Greater association of peak neuromuscular performance with cortical bone geometry, bone mass and bone strength than bone density: A study in 417 older women.

Year: 2015

Belavy DL, Armbrecht G, Blenk T, Bock O, Borst H, Kocakaya E, Luhn F, Rantalainen T, Rawer R, Tomasius F, Willnecker J, Felsenberg D
Centre for Muscle and Bone Research, Charite Universitatsmedizin Berlin, Hindenburgdamm 30, 12203, Berlin, Germany; Centre for Physical Activity and Nutrition Research, School of Exercise and Nutrition Sciences, Deakin University, 221 Burwood Highway, Bur


BACKGROUND: We evaluated which aspects of neuromuscular performance are associated with bone mass, density, strength and geometry. METHODS: 417 women aged 60-94years were examined. Countermovement jump, sit-to-stand test, grip strength, forearm and calf muscle cross-sectional area, areal bone mineral content and density (aBMC and aBMD) at the hip and lumbar spine via dual X-ray absorptiometry, and measures of volumetric vBMC and vBMD, bone geometry and section modulus at 4% and 66% of radius length and 4%, 38% and 66% of tibia length via peripheral quantitative computed tomography were performed. The first principal component of the neuromuscular variables was calculated to generate a summary neuromuscular variable. Percentage of total variance in bone parameters explained by the neuromuscular parameters was calculated. Step-wise regression was also performed. RESULTS: At all pQCT bone sites (radius, ulna, tibia, fibula), a greater percentage of total variance in measures of bone mass, cortical geometry and/or bone strength was explained by peak neuromuscular performance than for vBMD. Sit-to-stand performance did not relate strongly to bone parameters.
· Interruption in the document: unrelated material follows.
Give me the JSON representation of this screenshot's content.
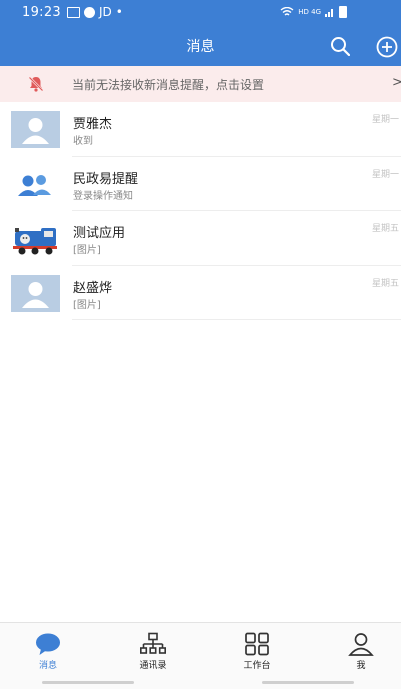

No obvious differential in the explanatory power of neuromuscular performance was seen for DXA aBMC versus aBMD. In step-wise regression, bone mass, cortical morphology, and/or strength remained significant in relation to the first principal component of the neuromuscular variables. In no case was vBMD positively related to neuromuscular performance in the final step-wise regression models. CONCLUSION: Peak neuromuscular performance has a stronger relationship with leg and forearm bone mass and cortical geometry as well as proximal forearm section modulus than with vBMD.

GID: 4028; Last update: 10.11.2015